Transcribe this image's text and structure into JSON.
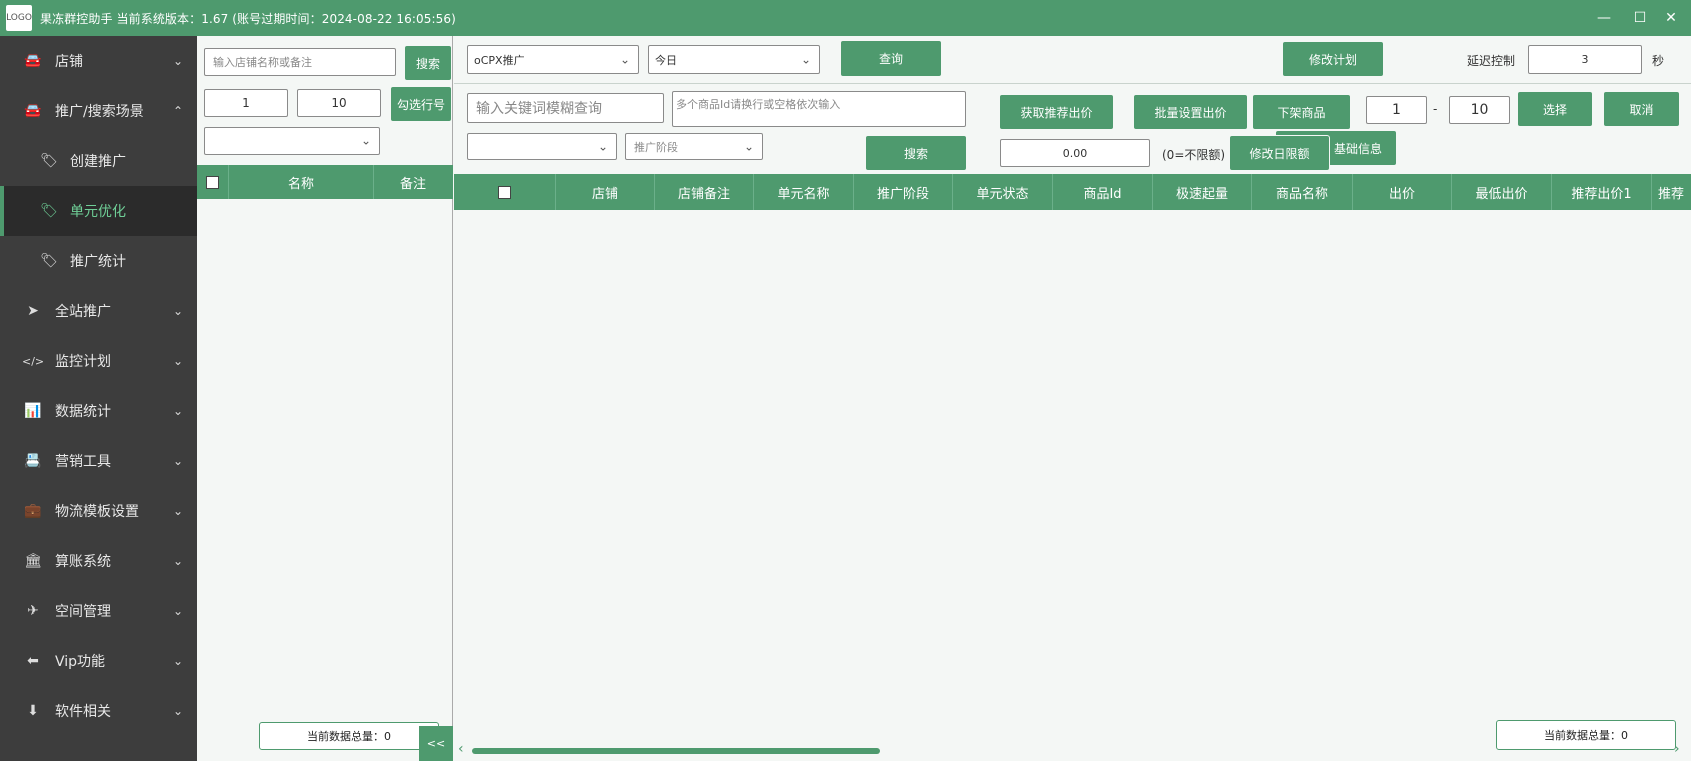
{
  "window": {
    "title": "果冻群控助手 当前系统版本：1.67  (账号过期时间：2024-08-22 16:05:56)",
    "logo_text": "LOGO",
    "controls": {
      "minimize": "—",
      "maximize": "☐",
      "close": "✕"
    }
  },
  "sidebar": {
    "items": [
      {
        "label": "店铺",
        "icon": "car-icon",
        "glyph": "🚘",
        "chevron": "⌄"
      },
      {
        "label": "推广/搜索场景",
        "icon": "car-icon",
        "glyph": "🚘",
        "chevron": "⌃"
      },
      {
        "label": "创建推广",
        "icon": "tag-icon",
        "glyph": "🏷"
      },
      {
        "label": "单元优化",
        "icon": "tag-icon",
        "glyph": "🏷"
      },
      {
        "label": "推广统计",
        "icon": "tag-icon",
        "glyph": "🏷"
      },
      {
        "label": "全站推广",
        "icon": "location-arrow-icon",
        "glyph": "➤",
        "chevron": "⌄"
      },
      {
        "label": "监控计划",
        "icon": "code-icon",
        "glyph": "</>",
        "chevron": "⌄"
      },
      {
        "label": "数据统计",
        "icon": "bar-chart-icon",
        "glyph": "📊",
        "chevron": "⌄"
      },
      {
        "label": "营销工具",
        "icon": "address-book-icon",
        "glyph": "📇",
        "chevron": "⌄"
      },
      {
        "label": "物流模板设置",
        "icon": "briefcase-icon",
        "glyph": "💼",
        "chevron": "⌄"
      },
      {
        "label": "算账系统",
        "icon": "bank-icon",
        "glyph": "🏛",
        "chevron": "⌄"
      },
      {
        "label": "空间管理",
        "icon": "plane-icon",
        "glyph": "✈",
        "chevron": "⌄"
      },
      {
        "label": "Vip功能",
        "icon": "arrow-left-icon",
        "glyph": "⬅",
        "chevron": "⌄"
      },
      {
        "label": "软件相关",
        "icon": "download-circle-icon",
        "glyph": "⬇",
        "chevron": "⌄"
      }
    ]
  },
  "left": {
    "shop_search_placeholder": "输入店铺名称或备注",
    "search_button": "搜索",
    "range_from": "1",
    "range_to": "10",
    "check_rows_button": "勾选行号",
    "dropdown_value": "",
    "dropdown_arrow": "⌄",
    "columns": [
      "名称",
      "备注"
    ],
    "total_label": "当前数据总量：0",
    "collapse_button": "<<"
  },
  "toolbar": {
    "plan_type": "oCPX推广",
    "date_range": "今日",
    "arrow": "⌄",
    "query_button": "查询",
    "modify_plan_button": "修改计划",
    "delay_label": "延迟控制",
    "delay_value": "3",
    "seconds_unit": "秒"
  },
  "filters": {
    "keyword_placeholder": "输入关键词模糊查询",
    "product_ids_placeholder": "多个商品Id请换行或空格依次输入",
    "get_recommended_bid_button": "获取推荐出价",
    "batch_set_bid_button": "批量设置出价",
    "delist_button": "下架商品",
    "range_from": "1",
    "range_dash": "-",
    "range_to": "10",
    "select_button": "选择",
    "cancel_button": "取消",
    "shop_select_value": "",
    "stage_placeholder": "推广阶段",
    "search_button": "搜索",
    "daily_limit_value": "0.00",
    "unlimited_hint": "(0=不限额)",
    "modify_daily_limit_button": "修改日限额",
    "basic_info_button": "修改基础信息",
    "basic_info_visible": "基础信息"
  },
  "table": {
    "columns": [
      "店铺",
      "店铺备注",
      "单元名称",
      "推广阶段",
      "单元状态",
      "商品Id",
      "极速起量",
      "商品名称",
      "出价",
      "最低出价",
      "推荐出价1",
      "推荐"
    ],
    "total_label": "当前数据总量：0",
    "scroll_left": "‹",
    "scroll_right": "›"
  },
  "colors": {
    "accent": "#4e9a6e",
    "sidebar_bg": "#3d3d3d",
    "active_bg": "#2b2b2b",
    "active_text": "#6fcf97"
  }
}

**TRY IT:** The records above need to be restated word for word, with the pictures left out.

**RESULT BELOW:**
Transcribe this image's text and structure into JSON.
{
  "window": {
    "title": "果冻群控助手 当前系统版本：1.67  (账号过期时间：2024-08-22 16:05:56)",
    "logo_text": "LOGO",
    "controls": {
      "minimize": "—",
      "maximize": "☐",
      "close": "✕"
    }
  },
  "sidebar": {
    "items": [
      {
        "label": "店铺",
        "icon": "car-icon",
        "glyph": "🚘",
        "chevron": "⌄"
      },
      {
        "label": "推广/搜索场景",
        "icon": "car-icon",
        "glyph": "🚘",
        "chevron": "⌃"
      },
      {
        "label": "创建推广",
        "icon": "tag-icon",
        "glyph": "🏷"
      },
      {
        "label": "单元优化",
        "icon": "tag-icon",
        "glyph": "🏷"
      },
      {
        "label": "推广统计",
        "icon": "tag-icon",
        "glyph": "🏷"
      },
      {
        "label": "全站推广",
        "icon": "location-arrow-icon",
        "glyph": "➤",
        "chevron": "⌄"
      },
      {
        "label": "监控计划",
        "icon": "code-icon",
        "glyph": "</>",
        "chevron": "⌄"
      },
      {
        "label": "数据统计",
        "icon": "bar-chart-icon",
        "glyph": "📊",
        "chevron": "⌄"
      },
      {
        "label": "营销工具",
        "icon": "address-book-icon",
        "glyph": "📇",
        "chevron": "⌄"
      },
      {
        "label": "物流模板设置",
        "icon": "briefcase-icon",
        "glyph": "💼",
        "chevron": "⌄"
      },
      {
        "label": "算账系统",
        "icon": "bank-icon",
        "glyph": "🏛",
        "chevron": "⌄"
      },
      {
        "label": "空间管理",
        "icon": "plane-icon",
        "glyph": "✈",
        "chevron": "⌄"
      },
      {
        "label": "Vip功能",
        "icon": "arrow-left-icon",
        "glyph": "⬅",
        "chevron": "⌄"
      },
      {
        "label": "软件相关",
        "icon": "download-circle-icon",
        "glyph": "⬇",
        "chevron": "⌄"
      }
    ]
  },
  "left": {
    "shop_search_placeholder": "输入店铺名称或备注",
    "search_button": "搜索",
    "range_from": "1",
    "range_to": "10",
    "check_rows_button": "勾选行号",
    "dropdown_value": "",
    "dropdown_arrow": "⌄",
    "columns": [
      "名称",
      "备注"
    ],
    "total_label": "当前数据总量：0",
    "collapse_button": "<<"
  },
  "toolbar": {
    "plan_type": "oCPX推广",
    "date_range": "今日",
    "arrow": "⌄",
    "query_button": "查询",
    "modify_plan_button": "修改计划",
    "delay_label": "延迟控制",
    "delay_value": "3",
    "seconds_unit": "秒"
  },
  "filters": {
    "keyword_placeholder": "输入关键词模糊查询",
    "product_ids_placeholder": "多个商品Id请换行或空格依次输入",
    "get_recommended_bid_button": "获取推荐出价",
    "batch_set_bid_button": "批量设置出价",
    "delist_button": "下架商品",
    "range_from": "1",
    "range_dash": "-",
    "range_to": "10",
    "select_button": "选择",
    "cancel_button": "取消",
    "shop_select_value": "",
    "stage_placeholder": "推广阶段",
    "search_button": "搜索",
    "daily_limit_value": "0.00",
    "unlimited_hint": "(0=不限额)",
    "modify_daily_limit_button": "修改日限额",
    "basic_info_button": "修改基础信息",
    "basic_info_visible": "基础信息"
  },
  "table": {
    "columns": [
      "店铺",
      "店铺备注",
      "单元名称",
      "推广阶段",
      "单元状态",
      "商品Id",
      "极速起量",
      "商品名称",
      "出价",
      "最低出价",
      "推荐出价1",
      "推荐"
    ],
    "total_label": "当前数据总量：0",
    "scroll_left": "‹",
    "scroll_right": "›"
  },
  "colors": {
    "accent": "#4e9a6e",
    "sidebar_bg": "#3d3d3d",
    "active_bg": "#2b2b2b",
    "active_text": "#6fcf97"
  }
}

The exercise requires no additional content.